* _What is needed_:
What lines in the records below mention "this"? List them all.

Start of Data shown

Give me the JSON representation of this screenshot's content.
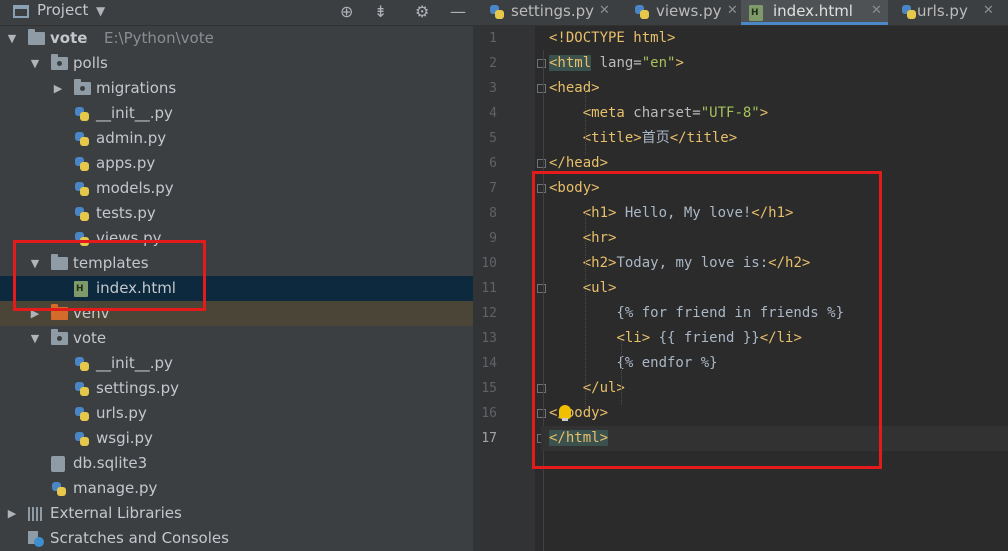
{
  "project_panel": {
    "title": "Project",
    "tree": [
      {
        "label": "vote",
        "sublabel": "E:\\Python\\vote",
        "icon": "folder-icon",
        "expanded": true
      },
      {
        "label": "polls",
        "icon": "package-folder-icon",
        "expanded": true
      },
      {
        "label": "migrations",
        "icon": "package-folder-icon",
        "expanded": false
      },
      {
        "label": "__init__.py",
        "icon": "python-file-icon"
      },
      {
        "label": "admin.py",
        "icon": "python-file-icon"
      },
      {
        "label": "apps.py",
        "icon": "python-file-icon"
      },
      {
        "label": "models.py",
        "icon": "python-file-icon"
      },
      {
        "label": "tests.py",
        "icon": "python-file-icon"
      },
      {
        "label": "views.py",
        "icon": "python-file-icon"
      },
      {
        "label": "templates",
        "icon": "folder-icon",
        "expanded": true
      },
      {
        "label": "index.html",
        "icon": "html-file-icon",
        "selected": true
      },
      {
        "label": "venv",
        "icon": "excluded-folder-icon",
        "expanded": false
      },
      {
        "label": "vote",
        "icon": "package-folder-icon",
        "expanded": true
      },
      {
        "label": "__init__.py",
        "icon": "python-file-icon"
      },
      {
        "label": "settings.py",
        "icon": "python-file-icon"
      },
      {
        "label": "urls.py",
        "icon": "python-file-icon"
      },
      {
        "label": "wsgi.py",
        "icon": "python-file-icon"
      },
      {
        "label": "db.sqlite3",
        "icon": "database-file-icon"
      },
      {
        "label": "manage.py",
        "icon": "python-file-icon"
      },
      {
        "label": "External Libraries",
        "icon": "library-icon",
        "expanded": false
      },
      {
        "label": "Scratches and Consoles",
        "icon": "scratches-icon"
      }
    ]
  },
  "tabs": [
    {
      "label": "settings.py",
      "icon": "python-file-icon",
      "active": false
    },
    {
      "label": "views.py",
      "icon": "python-file-icon",
      "active": false
    },
    {
      "label": "index.html",
      "icon": "html-file-icon",
      "active": true
    },
    {
      "label": "urls.py",
      "icon": "python-file-icon",
      "active": false
    }
  ],
  "editor": {
    "current_line": 17,
    "lines": [
      [
        [
          "tag",
          "<!DOCTYPE html>"
        ]
      ],
      [
        [
          "tag",
          "<html"
        ],
        [
          "attr",
          " lang="
        ],
        [
          "str",
          "\"en\""
        ],
        [
          "tag",
          ">"
        ]
      ],
      [
        [
          "tag",
          "<head>"
        ]
      ],
      [
        [
          "txt",
          "    "
        ],
        [
          "tag",
          "<meta"
        ],
        [
          "attr",
          " charset="
        ],
        [
          "str",
          "\"UTF-8\""
        ],
        [
          "tag",
          ">"
        ]
      ],
      [
        [
          "txt",
          "    "
        ],
        [
          "tag",
          "<title>"
        ],
        [
          "txt",
          "首页"
        ],
        [
          "tag",
          "</title>"
        ]
      ],
      [
        [
          "tag",
          "</head>"
        ]
      ],
      [
        [
          "tag",
          "<body>"
        ]
      ],
      [
        [
          "txt",
          "    "
        ],
        [
          "tag",
          "<h1>"
        ],
        [
          "txt",
          " Hello, My love!"
        ],
        [
          "tag",
          "</h1>"
        ]
      ],
      [
        [
          "txt",
          "    "
        ],
        [
          "tag",
          "<hr>"
        ]
      ],
      [
        [
          "txt",
          "    "
        ],
        [
          "tag",
          "<h2>"
        ],
        [
          "txt",
          "Today, my love is:"
        ],
        [
          "tag",
          "</h2>"
        ]
      ],
      [
        [
          "txt",
          "    "
        ],
        [
          "tag",
          "<ul>"
        ]
      ],
      [
        [
          "txt",
          "        {% for friend in friends %}"
        ]
      ],
      [
        [
          "txt",
          "        "
        ],
        [
          "tag",
          "<li>"
        ],
        [
          "txt",
          " {{ friend }}"
        ],
        [
          "tag",
          "</li>"
        ]
      ],
      [
        [
          "txt",
          "        {% endfor %}"
        ]
      ],
      [
        [
          "txt",
          "    "
        ],
        [
          "tag",
          "</ul>"
        ]
      ],
      [
        [
          "tag",
          "</body>"
        ]
      ],
      [
        [
          "tag",
          "</html>"
        ]
      ]
    ]
  }
}
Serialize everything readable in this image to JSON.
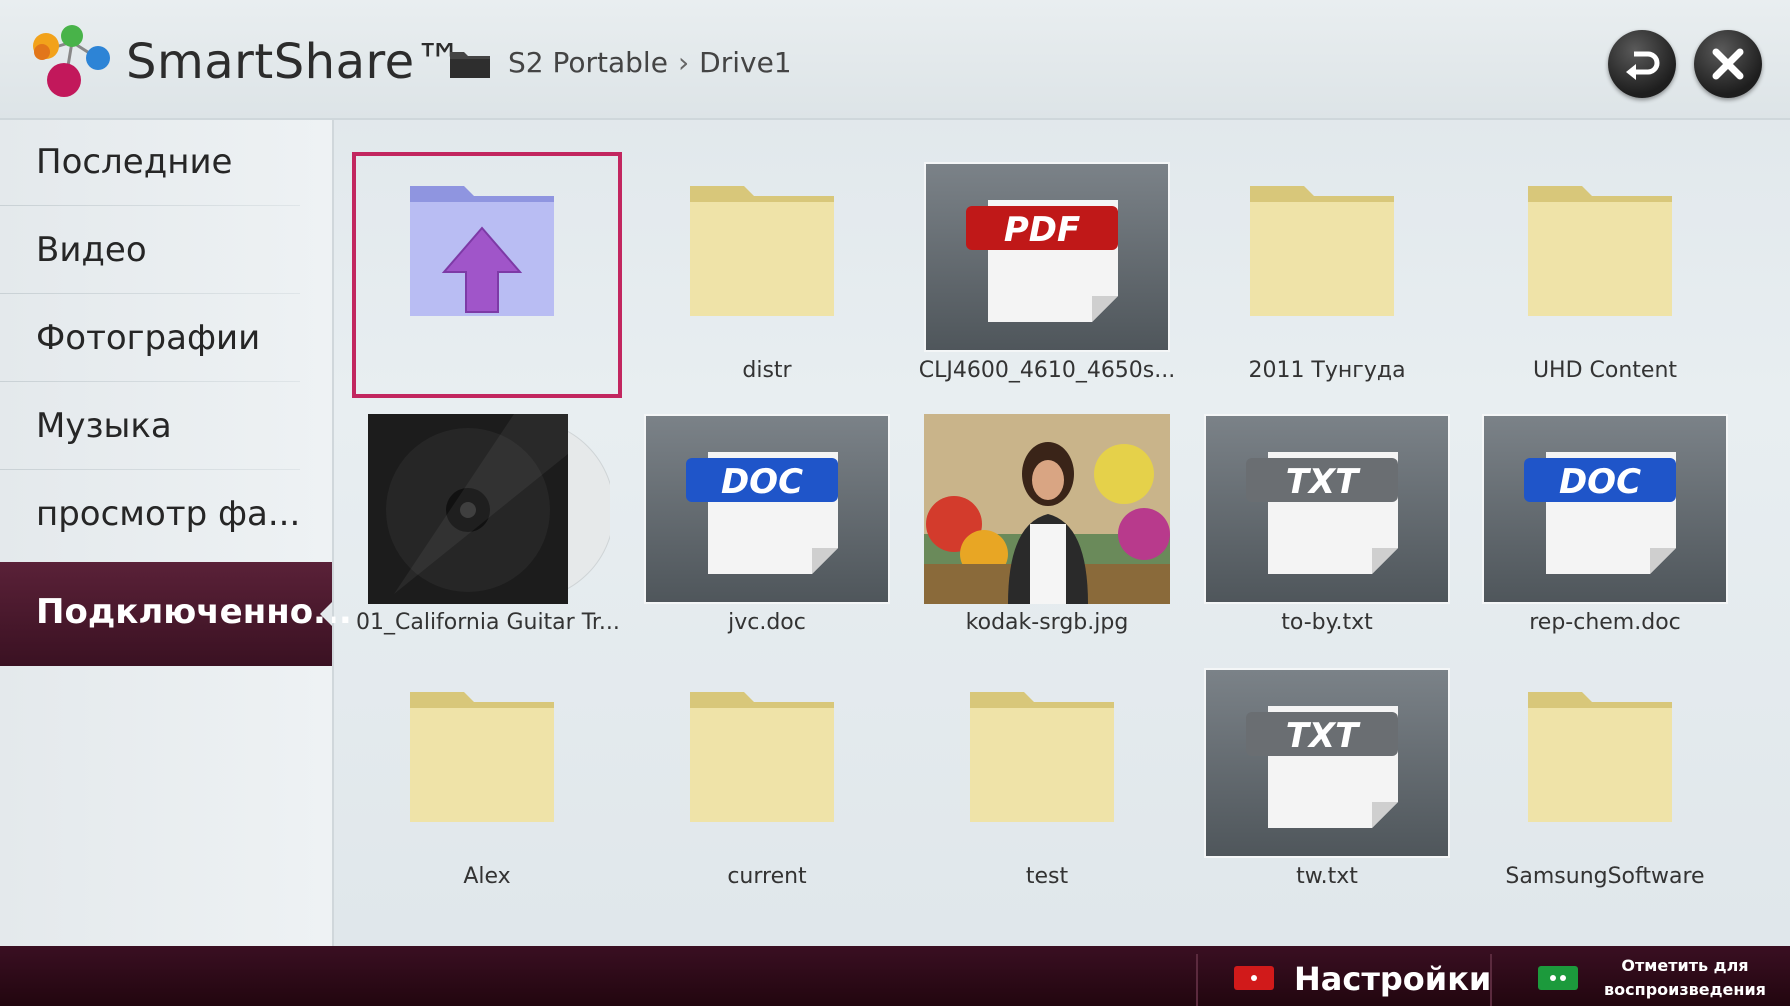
{
  "app": {
    "title": "SmartShare™"
  },
  "breadcrumb": {
    "device": "S2 Portable",
    "folder": "Drive1"
  },
  "sidebar": {
    "items": [
      {
        "label": "Последние"
      },
      {
        "label": "Видео"
      },
      {
        "label": "Фотографии"
      },
      {
        "label": "Музыка"
      },
      {
        "label": "просмотр фа..."
      }
    ],
    "active": {
      "label": "Подключенно..."
    }
  },
  "files": [
    {
      "label": "",
      "kind": "up-folder",
      "selected": true
    },
    {
      "label": "distr",
      "kind": "folder"
    },
    {
      "label": "CLJ4600_4610_4650s...",
      "kind": "pdf",
      "badge": "PDF"
    },
    {
      "label": "2011 Тунгуда",
      "kind": "folder"
    },
    {
      "label": "UHD Content",
      "kind": "folder"
    },
    {
      "label": "01_California Guitar Tr...",
      "kind": "music"
    },
    {
      "label": "jvc.doc",
      "kind": "doc",
      "badge": "DOC"
    },
    {
      "label": "kodak-srgb.jpg",
      "kind": "photo"
    },
    {
      "label": "to-by.txt",
      "kind": "txt",
      "badge": "TXT"
    },
    {
      "label": "rep-chem.doc",
      "kind": "doc",
      "badge": "DOC"
    },
    {
      "label": "Alex",
      "kind": "folder"
    },
    {
      "label": "current",
      "kind": "folder"
    },
    {
      "label": "test",
      "kind": "folder"
    },
    {
      "label": "tw.txt",
      "kind": "txt",
      "badge": "TXT"
    },
    {
      "label": "SamsungSoftware",
      "kind": "folder"
    }
  ],
  "footer": {
    "settings_label": "Настройки",
    "mark_label": "Отметить для воспроизведения"
  },
  "colors": {
    "accent": "#c2265f",
    "active_bg": "#4a1a2e",
    "key_red": "#d11a1a",
    "key_green": "#1c9a3c"
  }
}
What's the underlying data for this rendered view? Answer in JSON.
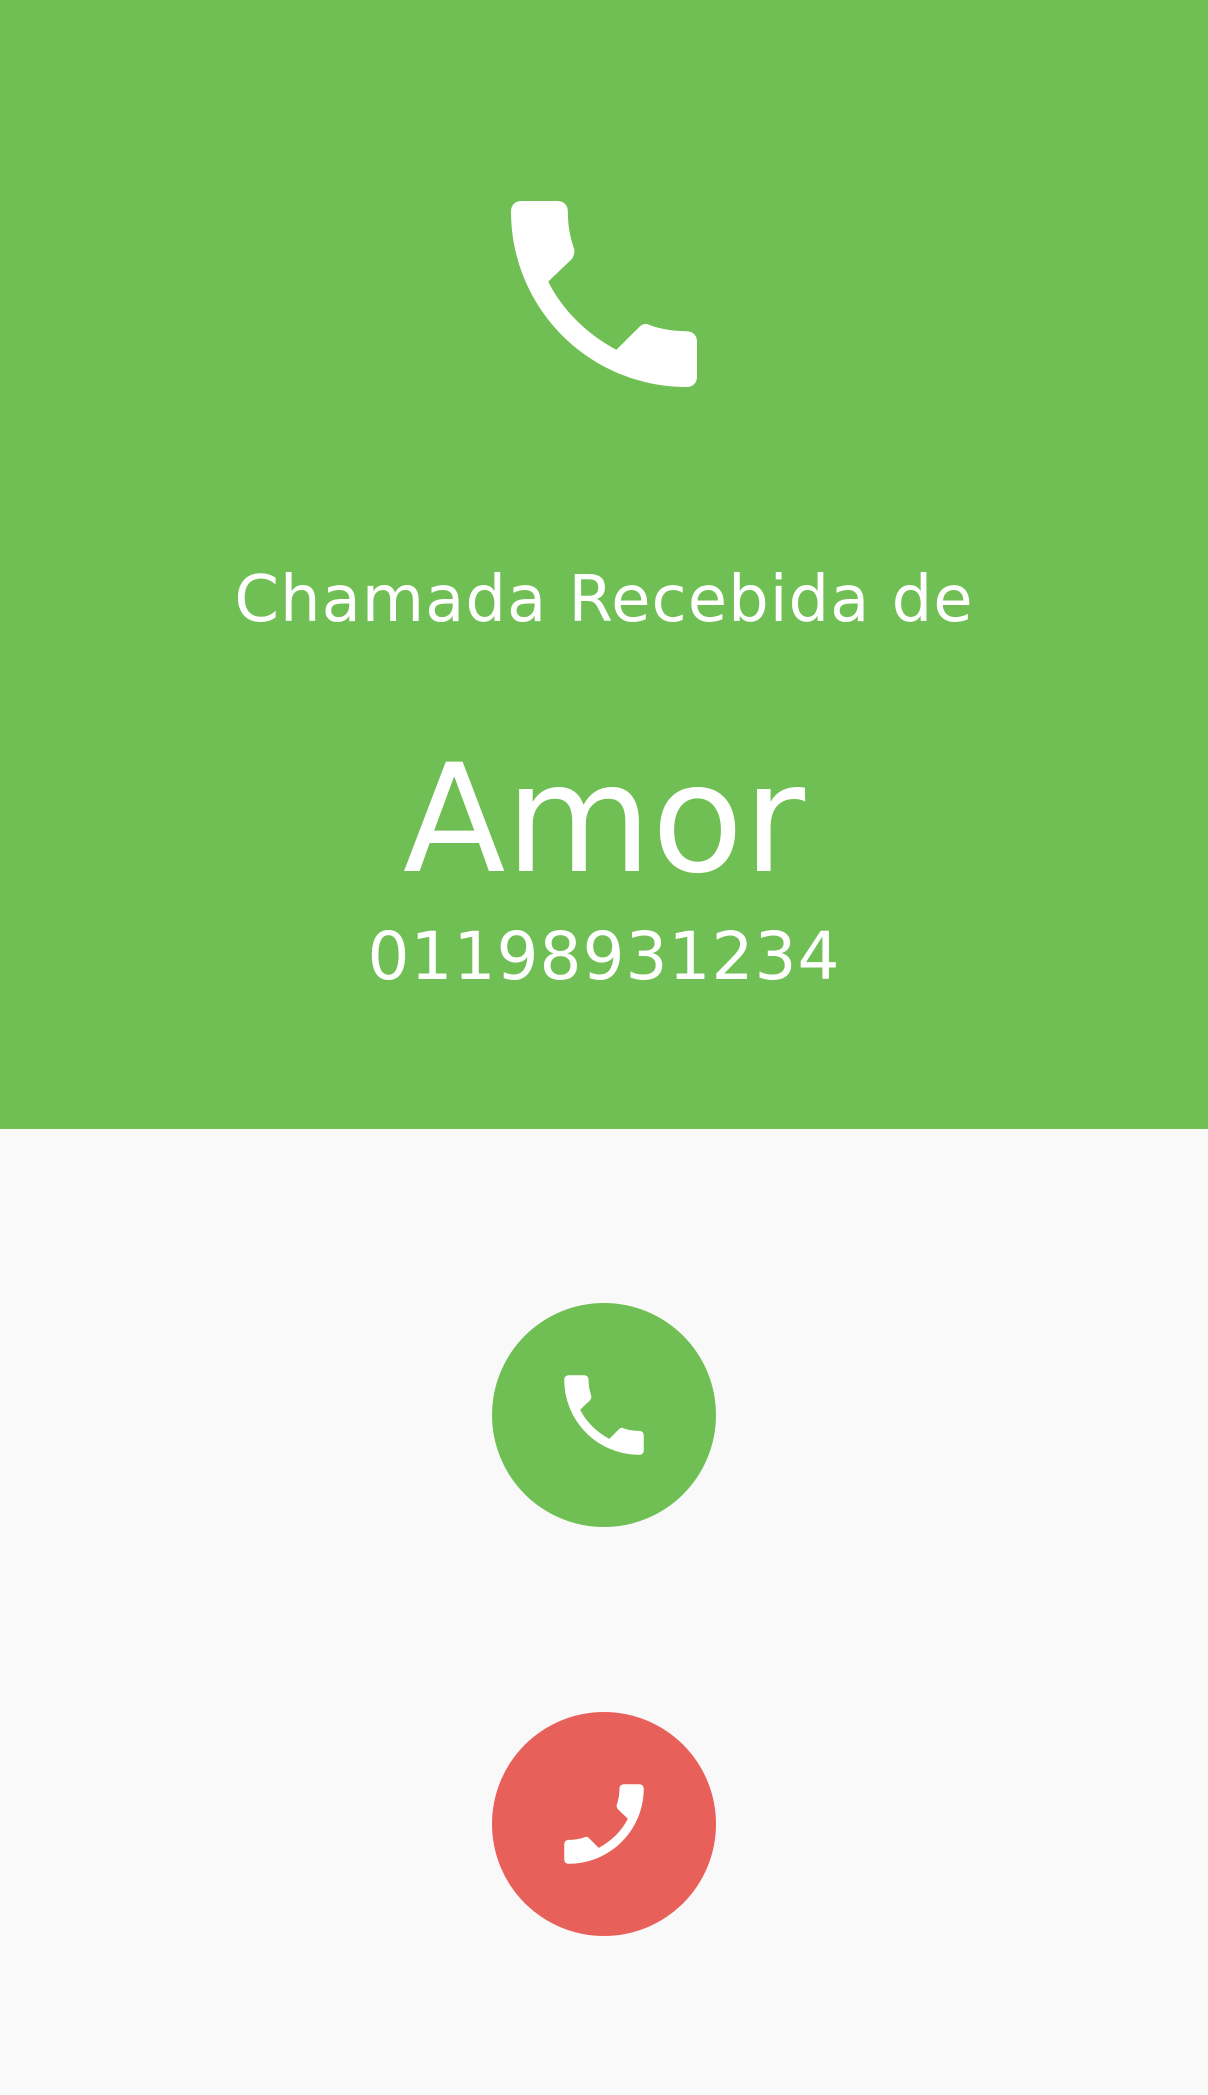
{
  "call": {
    "caption": "Chamada Recebida de",
    "contact_name": "Amor",
    "contact_number": "01198931234"
  },
  "icons": {
    "hero": "phone-icon",
    "accept": "phone-icon",
    "reject": "phone-icon"
  },
  "colors": {
    "header_background": "#70bf54",
    "page_background": "#f9f9f9",
    "accept_button": "#70bf54",
    "reject_button": "#e8605a",
    "text": "#ffffff"
  }
}
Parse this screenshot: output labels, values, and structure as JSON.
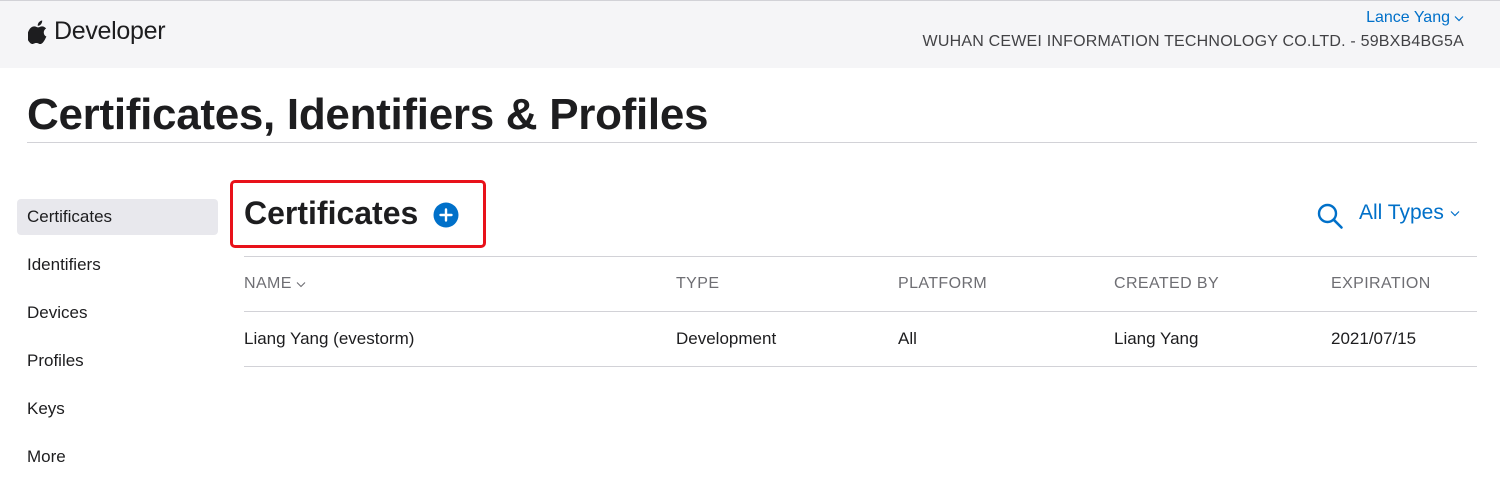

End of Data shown

* _Result of the exercise_:
Give me the JSON representation of this screenshot's content.
Serialize everything readable in this image to JSON.
What's the underlying data for this rendered view? Answer in JSON.
Parse this screenshot: output labels, values, and structure as JSON.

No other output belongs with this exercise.